Miami made Edinson Volquez its most significant free-agent addition, signing him to a two-year, $22-million contract after spending the past two seasons with the Royals. Left-hander Jeff Locke, formerly with the Pirates, signed a one-year deal. And the Marlins acquired right-hander Dan Straily in a trade with the Reds for prospects Luis Castillo, Austin Brice and Isaiah White.
The Marlins made an aggressive push for free-agent closers Albertin Chapman and Kenley Jansen earlier in the offseason. When they were unable to land either, they redirected their focus to sign submarine right-hander Brad Ziegler and setup righty Junichi Tazawa.
The common bond between all of the new pitchers is that they've been durable and dependable.
The challenge for manager Don Mattingly, pitching coach Juan Nieves and vice president of pitching development Jim Benedict is figuring out how to get the most out of the rotation and a loaded bullpen, which has more depth than the organization may have ever enjoyed.
"It may not be your traditional look," president of baseball operations Michael Hill said, "that your starter goes seven innings, and then he hands it to a setup man in the eighth, and the closer comes in the ninth. There may be situations where the starter is out in the fourth or the fifth, and a bridge guy takes you to the sixth, and then you've got a setup man in the seventh and the eighth and a closer in the ninth."

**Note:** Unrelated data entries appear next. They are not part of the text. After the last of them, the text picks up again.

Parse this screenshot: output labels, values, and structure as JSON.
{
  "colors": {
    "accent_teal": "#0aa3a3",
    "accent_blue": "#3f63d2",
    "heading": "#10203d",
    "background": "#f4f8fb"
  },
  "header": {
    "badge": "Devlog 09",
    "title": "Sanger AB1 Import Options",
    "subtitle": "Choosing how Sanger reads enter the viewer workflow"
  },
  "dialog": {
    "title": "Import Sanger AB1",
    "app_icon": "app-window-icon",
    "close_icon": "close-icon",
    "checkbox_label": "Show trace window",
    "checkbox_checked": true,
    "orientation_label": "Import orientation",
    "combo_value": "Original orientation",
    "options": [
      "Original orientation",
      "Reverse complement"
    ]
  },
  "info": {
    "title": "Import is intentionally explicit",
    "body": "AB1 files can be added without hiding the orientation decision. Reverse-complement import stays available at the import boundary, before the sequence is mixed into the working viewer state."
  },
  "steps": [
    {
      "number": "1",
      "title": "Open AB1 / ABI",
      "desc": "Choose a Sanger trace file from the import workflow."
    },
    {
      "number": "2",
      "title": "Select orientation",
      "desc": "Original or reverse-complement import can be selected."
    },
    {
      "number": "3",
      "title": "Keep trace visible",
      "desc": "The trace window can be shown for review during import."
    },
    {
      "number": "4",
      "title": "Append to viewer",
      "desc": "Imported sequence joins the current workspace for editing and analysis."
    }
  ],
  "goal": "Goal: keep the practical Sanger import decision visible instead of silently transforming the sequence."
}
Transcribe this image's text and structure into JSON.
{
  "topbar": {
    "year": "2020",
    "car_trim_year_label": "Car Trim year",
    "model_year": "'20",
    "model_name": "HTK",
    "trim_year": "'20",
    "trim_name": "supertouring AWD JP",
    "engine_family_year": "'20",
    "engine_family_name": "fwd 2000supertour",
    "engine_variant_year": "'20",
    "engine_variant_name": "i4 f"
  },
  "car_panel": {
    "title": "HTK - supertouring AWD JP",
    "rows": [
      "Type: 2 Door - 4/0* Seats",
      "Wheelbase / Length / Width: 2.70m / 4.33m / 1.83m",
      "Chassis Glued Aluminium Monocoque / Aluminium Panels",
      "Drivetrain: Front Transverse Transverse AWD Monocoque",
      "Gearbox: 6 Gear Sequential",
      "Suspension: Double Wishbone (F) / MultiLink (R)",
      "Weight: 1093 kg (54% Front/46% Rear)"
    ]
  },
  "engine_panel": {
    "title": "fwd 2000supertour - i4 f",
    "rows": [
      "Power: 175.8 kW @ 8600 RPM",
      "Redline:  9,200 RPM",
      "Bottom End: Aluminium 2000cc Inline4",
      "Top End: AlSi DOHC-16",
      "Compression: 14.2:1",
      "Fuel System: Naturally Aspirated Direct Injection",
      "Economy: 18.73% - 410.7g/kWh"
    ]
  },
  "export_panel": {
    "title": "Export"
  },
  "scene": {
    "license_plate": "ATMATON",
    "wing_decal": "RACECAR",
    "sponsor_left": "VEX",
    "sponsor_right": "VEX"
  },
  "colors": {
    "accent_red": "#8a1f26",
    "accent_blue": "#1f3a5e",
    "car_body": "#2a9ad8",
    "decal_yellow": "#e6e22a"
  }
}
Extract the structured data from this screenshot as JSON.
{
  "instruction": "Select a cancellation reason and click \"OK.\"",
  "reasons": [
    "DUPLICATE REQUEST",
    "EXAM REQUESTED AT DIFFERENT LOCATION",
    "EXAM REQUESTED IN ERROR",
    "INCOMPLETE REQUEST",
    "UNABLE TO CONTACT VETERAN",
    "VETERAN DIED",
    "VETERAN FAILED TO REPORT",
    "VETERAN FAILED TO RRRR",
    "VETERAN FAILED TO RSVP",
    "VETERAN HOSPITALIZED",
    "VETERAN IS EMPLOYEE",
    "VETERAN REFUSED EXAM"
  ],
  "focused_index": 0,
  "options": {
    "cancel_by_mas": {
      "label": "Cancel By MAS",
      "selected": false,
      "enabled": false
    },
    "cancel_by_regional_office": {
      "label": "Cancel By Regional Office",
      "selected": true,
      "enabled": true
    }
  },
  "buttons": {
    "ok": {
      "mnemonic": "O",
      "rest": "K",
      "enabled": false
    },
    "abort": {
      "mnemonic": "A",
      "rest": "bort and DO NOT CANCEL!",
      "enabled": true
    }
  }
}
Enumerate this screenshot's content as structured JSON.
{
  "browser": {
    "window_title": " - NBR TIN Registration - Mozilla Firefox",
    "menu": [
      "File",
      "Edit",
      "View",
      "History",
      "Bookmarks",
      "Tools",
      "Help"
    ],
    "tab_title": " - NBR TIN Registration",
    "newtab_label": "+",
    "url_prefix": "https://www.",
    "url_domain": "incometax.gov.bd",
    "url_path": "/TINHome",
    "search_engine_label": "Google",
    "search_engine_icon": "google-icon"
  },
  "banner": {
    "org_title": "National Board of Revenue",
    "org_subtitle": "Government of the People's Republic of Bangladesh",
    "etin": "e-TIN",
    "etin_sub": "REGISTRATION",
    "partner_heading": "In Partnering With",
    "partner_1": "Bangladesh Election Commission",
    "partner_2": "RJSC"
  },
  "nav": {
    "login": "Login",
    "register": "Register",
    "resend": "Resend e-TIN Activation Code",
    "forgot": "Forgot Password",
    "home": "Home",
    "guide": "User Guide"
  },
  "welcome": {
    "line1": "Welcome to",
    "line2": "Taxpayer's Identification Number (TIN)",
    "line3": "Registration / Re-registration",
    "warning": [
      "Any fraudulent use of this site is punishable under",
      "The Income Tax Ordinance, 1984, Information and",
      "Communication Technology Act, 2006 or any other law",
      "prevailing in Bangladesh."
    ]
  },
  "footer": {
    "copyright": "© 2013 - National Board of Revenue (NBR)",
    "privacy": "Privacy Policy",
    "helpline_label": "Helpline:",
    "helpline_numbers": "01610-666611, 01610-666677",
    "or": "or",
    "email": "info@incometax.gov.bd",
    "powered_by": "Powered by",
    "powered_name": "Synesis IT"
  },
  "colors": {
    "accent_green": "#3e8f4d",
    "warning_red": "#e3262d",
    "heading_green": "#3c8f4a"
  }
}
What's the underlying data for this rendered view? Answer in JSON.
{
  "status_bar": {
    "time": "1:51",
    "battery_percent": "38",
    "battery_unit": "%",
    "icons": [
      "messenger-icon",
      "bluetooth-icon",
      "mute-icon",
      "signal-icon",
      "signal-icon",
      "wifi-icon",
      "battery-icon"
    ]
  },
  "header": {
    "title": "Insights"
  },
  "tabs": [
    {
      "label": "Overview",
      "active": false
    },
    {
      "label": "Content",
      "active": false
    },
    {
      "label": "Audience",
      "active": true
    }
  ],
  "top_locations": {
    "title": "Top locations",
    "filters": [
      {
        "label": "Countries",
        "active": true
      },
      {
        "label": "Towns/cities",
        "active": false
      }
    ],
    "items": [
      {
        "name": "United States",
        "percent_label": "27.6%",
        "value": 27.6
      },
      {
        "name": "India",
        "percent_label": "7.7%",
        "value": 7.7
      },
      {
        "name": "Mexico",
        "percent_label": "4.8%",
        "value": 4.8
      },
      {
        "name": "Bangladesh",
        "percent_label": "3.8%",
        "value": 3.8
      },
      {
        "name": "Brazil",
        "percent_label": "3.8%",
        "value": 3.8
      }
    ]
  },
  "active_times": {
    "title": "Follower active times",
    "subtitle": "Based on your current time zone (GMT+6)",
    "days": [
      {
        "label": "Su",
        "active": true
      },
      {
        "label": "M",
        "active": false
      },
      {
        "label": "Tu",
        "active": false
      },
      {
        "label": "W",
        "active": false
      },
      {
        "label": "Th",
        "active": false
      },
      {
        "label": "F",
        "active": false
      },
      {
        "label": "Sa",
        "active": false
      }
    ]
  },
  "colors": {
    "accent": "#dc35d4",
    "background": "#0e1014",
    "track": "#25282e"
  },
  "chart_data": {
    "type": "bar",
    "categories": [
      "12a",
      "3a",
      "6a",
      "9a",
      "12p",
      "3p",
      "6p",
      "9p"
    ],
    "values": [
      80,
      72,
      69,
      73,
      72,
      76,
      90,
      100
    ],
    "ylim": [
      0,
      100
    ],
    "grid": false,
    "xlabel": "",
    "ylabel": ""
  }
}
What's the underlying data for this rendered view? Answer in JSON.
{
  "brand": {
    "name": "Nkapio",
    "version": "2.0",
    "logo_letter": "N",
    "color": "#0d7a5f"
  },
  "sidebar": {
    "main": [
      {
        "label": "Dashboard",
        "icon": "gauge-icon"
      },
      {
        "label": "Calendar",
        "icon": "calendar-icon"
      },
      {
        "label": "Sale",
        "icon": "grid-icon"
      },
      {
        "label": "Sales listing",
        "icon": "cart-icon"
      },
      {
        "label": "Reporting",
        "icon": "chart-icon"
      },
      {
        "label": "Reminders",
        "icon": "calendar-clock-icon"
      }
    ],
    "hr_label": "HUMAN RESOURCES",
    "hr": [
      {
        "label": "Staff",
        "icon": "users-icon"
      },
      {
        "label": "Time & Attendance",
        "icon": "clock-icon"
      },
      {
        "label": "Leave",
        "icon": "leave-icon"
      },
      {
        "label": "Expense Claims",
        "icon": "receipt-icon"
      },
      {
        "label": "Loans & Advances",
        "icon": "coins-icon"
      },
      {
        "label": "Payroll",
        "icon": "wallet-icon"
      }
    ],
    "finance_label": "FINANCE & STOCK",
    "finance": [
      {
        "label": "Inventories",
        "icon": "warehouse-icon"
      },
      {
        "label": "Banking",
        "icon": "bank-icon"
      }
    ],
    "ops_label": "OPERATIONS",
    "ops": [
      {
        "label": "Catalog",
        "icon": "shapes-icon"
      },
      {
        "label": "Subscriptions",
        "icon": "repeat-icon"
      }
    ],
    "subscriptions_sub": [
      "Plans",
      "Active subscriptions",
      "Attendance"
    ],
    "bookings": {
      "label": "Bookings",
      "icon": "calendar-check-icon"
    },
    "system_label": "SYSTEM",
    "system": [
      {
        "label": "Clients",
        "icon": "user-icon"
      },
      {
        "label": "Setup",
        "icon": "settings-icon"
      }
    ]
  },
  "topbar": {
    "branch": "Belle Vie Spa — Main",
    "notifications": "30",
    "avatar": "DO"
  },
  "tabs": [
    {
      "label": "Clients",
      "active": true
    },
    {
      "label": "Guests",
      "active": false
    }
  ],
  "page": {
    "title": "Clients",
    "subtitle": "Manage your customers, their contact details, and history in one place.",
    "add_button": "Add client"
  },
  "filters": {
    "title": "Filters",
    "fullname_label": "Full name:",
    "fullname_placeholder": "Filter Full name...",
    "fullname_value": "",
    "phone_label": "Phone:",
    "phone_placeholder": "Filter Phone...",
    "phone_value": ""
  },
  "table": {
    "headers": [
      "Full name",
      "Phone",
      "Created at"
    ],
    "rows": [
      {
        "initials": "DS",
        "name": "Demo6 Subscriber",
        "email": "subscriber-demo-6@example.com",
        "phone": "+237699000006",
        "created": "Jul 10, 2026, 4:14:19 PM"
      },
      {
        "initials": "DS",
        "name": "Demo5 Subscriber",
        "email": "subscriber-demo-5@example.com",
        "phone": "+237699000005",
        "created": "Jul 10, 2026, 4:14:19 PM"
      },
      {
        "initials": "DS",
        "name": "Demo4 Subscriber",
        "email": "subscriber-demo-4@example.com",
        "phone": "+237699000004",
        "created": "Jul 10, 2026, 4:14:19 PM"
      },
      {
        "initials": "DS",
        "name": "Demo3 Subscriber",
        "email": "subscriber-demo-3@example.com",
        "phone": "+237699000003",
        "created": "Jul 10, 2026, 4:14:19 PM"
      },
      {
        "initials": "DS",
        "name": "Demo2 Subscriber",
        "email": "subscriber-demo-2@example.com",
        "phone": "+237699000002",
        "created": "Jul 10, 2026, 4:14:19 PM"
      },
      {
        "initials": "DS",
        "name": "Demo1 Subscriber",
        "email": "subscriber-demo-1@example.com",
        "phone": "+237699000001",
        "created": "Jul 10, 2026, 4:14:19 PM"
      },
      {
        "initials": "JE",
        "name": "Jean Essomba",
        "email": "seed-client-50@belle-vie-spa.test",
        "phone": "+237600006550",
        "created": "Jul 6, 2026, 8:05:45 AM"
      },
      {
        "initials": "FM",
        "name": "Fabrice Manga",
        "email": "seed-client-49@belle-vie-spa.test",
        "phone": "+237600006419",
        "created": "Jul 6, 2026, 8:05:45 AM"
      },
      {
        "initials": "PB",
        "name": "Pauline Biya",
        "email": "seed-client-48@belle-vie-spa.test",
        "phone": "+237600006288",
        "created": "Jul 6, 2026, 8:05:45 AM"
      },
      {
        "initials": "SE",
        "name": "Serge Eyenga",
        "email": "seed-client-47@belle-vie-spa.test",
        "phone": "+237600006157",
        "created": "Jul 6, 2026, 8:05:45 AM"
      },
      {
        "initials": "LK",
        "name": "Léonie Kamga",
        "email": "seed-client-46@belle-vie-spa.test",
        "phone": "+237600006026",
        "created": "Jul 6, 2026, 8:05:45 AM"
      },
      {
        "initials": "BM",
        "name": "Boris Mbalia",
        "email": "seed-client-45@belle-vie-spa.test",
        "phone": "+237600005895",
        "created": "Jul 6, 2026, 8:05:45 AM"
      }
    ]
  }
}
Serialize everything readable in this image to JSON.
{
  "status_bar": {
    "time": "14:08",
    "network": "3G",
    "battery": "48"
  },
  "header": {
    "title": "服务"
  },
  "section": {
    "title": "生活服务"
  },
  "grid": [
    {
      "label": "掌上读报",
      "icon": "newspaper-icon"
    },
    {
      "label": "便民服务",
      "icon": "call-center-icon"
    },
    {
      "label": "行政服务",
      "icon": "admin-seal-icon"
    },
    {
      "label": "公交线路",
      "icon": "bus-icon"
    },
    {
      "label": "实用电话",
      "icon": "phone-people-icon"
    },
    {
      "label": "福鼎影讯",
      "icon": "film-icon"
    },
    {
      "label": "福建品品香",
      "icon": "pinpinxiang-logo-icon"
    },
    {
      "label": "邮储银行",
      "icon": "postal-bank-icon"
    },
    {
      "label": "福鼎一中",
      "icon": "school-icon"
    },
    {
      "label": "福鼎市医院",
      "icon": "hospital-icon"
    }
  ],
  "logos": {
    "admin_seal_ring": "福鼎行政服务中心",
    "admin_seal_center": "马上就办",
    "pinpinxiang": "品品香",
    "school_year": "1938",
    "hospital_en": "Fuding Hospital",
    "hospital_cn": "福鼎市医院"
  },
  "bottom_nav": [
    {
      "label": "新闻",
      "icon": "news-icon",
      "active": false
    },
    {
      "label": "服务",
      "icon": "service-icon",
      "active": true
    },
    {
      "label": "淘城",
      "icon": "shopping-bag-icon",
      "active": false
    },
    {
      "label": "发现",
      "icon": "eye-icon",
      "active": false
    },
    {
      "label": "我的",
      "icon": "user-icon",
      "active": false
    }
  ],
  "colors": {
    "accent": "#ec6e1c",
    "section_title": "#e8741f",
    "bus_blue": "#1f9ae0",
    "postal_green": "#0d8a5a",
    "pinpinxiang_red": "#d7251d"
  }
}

The Marlins will rely heavily on analytics when it comes to how to best use their pitchers. Their bullpen is very deep, and it features All-Star closer A.J. Ramos, hard-throwing Kyle Barraclough and versatile David Phelps to go with the new additions.
Miami is aware its bullpen can't log substantial innings every night, but the team has an abundance of depth, including several relievers with big league experience who may wind up opening the year at Triple-A New Orleans.
"When you look at how we've put the pitching staff together," Hill said, "we've talked with Donnie and Juan on how we anticipate using those pieces."
Joe Frisaro has covered the Marlins for MLB.com since 2002. He writes a blog, called The Fish Pond. Follow him on Twitter @JoeFrisaro and listen to his podcast.